Go through the data below and gather each line containing "active".

RECORD SET:
####################

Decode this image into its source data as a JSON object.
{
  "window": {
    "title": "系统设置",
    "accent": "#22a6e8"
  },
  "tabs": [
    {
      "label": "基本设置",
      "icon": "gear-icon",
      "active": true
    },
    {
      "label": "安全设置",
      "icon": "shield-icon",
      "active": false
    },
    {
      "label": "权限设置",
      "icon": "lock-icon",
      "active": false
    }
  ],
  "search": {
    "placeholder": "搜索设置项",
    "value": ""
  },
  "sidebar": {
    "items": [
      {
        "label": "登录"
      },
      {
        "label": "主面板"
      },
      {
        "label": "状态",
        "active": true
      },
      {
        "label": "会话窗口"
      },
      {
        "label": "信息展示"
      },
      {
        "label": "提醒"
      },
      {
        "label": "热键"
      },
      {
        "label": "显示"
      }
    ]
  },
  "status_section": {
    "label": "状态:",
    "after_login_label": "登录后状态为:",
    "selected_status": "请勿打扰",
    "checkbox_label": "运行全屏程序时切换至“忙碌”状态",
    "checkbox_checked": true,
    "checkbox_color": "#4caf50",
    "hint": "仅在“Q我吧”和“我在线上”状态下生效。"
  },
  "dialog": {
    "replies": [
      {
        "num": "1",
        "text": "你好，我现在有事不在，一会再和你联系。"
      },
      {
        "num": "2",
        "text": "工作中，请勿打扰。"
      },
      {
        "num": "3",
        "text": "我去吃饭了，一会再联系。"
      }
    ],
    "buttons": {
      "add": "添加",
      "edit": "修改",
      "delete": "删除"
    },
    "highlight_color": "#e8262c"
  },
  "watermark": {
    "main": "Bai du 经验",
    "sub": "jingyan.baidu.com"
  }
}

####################

EXERCISE RESULT:
      "active": true
      "active": false
      "active": false
        "active": true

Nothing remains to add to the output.